====== EXTRACTED RECORDS ======

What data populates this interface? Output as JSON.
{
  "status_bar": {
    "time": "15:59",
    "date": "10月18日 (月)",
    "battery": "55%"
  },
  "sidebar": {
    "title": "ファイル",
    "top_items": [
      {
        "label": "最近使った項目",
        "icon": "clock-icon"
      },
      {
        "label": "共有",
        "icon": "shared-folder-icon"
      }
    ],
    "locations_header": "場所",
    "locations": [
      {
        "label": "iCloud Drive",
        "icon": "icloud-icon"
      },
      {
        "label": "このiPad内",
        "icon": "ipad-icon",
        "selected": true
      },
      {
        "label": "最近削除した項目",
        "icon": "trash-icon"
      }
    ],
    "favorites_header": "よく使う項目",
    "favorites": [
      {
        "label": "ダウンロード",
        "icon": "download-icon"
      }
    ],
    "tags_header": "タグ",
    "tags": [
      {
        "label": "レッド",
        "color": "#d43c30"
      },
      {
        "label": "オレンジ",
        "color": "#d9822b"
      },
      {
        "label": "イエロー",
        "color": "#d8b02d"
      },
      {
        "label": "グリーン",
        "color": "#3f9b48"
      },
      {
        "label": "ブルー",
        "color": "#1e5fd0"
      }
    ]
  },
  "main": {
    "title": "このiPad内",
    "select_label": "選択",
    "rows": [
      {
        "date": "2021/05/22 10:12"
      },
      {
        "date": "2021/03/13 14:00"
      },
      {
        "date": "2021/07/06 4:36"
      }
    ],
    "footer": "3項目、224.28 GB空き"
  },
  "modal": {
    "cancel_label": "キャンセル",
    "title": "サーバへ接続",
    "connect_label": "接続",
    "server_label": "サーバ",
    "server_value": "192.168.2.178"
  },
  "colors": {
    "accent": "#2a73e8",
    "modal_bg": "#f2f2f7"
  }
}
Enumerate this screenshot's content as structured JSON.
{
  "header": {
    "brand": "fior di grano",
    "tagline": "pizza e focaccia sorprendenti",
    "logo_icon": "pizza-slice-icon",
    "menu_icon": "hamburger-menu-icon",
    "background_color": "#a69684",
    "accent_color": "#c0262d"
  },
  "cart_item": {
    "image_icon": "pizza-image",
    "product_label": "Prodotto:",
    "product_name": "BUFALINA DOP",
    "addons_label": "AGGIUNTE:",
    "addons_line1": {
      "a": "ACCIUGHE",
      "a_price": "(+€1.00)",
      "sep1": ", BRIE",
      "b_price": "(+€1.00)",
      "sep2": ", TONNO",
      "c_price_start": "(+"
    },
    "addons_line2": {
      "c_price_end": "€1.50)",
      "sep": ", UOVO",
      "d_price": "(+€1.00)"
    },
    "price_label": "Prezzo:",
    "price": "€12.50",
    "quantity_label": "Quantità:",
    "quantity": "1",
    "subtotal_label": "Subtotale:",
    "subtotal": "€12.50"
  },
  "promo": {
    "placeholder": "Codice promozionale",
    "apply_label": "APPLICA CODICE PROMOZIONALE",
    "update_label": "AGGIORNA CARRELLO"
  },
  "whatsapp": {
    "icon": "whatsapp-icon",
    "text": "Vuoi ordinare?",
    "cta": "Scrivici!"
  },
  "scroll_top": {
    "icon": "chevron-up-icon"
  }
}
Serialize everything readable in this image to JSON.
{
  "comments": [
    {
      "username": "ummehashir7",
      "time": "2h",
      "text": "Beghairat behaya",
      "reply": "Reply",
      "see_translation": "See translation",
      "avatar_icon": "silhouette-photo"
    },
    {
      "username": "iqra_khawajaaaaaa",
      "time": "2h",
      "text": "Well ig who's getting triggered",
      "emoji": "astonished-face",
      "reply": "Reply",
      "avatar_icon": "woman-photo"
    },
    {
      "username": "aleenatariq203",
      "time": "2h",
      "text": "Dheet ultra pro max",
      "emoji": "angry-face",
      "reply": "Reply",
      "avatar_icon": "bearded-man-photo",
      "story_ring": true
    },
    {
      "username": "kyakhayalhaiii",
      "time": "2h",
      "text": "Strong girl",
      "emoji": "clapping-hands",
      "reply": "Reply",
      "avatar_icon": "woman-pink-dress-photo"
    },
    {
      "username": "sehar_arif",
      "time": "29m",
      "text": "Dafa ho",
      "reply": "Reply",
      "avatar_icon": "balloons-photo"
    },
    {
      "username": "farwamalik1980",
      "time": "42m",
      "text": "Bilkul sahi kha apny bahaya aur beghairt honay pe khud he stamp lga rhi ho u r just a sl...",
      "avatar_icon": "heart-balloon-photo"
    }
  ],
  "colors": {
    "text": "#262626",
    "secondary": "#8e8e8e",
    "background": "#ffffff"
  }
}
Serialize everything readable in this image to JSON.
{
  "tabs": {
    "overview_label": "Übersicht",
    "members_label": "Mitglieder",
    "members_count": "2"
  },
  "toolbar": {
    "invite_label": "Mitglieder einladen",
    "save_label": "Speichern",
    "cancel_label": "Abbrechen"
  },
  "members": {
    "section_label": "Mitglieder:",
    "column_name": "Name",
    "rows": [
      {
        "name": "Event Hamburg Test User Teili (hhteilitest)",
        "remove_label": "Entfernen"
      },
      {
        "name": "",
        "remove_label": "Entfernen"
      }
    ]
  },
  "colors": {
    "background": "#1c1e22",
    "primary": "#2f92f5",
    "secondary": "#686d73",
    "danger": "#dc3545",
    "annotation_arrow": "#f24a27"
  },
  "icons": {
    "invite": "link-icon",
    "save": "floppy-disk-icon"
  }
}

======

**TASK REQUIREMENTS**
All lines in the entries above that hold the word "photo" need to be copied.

**RESPONSE BELOW**
      "avatar_icon": "silhouette-photo"
      "avatar_icon": "woman-photo"
      "avatar_icon": "bearded-man-photo",
      "avatar_icon": "woman-pink-dress-photo"
      "avatar_icon": "balloons-photo"
      "avatar_icon": "heart-balloon-photo"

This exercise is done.